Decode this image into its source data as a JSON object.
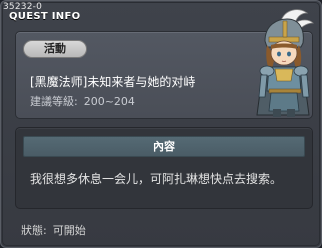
{
  "window": {
    "quest_id": "35232-0",
    "title": "QUEST INFO"
  },
  "info": {
    "category": "活動",
    "quest_name": "[黑魔法师]未知来者与她的对峙",
    "level_label": "建議等級:",
    "level_value": "200~204",
    "portrait_icon": "npc-knight-portrait"
  },
  "content": {
    "header": "內容",
    "text": "我很想多休息一会儿，可阿扎琳想快点去搜索。"
  },
  "status": {
    "label": "狀態:",
    "value": "可開始"
  }
}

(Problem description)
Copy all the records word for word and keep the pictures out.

(Your response)
Decode this image into its source data as a JSON object.
{
  "window": {
    "quest_id": "35232-0",
    "title": "QUEST INFO"
  },
  "info": {
    "category": "活動",
    "quest_name": "[黑魔法师]未知来者与她的对峙",
    "level_label": "建議等級:",
    "level_value": "200~204",
    "portrait_icon": "npc-knight-portrait"
  },
  "content": {
    "header": "內容",
    "text": "我很想多休息一会儿，可阿扎琳想快点去搜索。"
  },
  "status": {
    "label": "狀態:",
    "value": "可開始"
  }
}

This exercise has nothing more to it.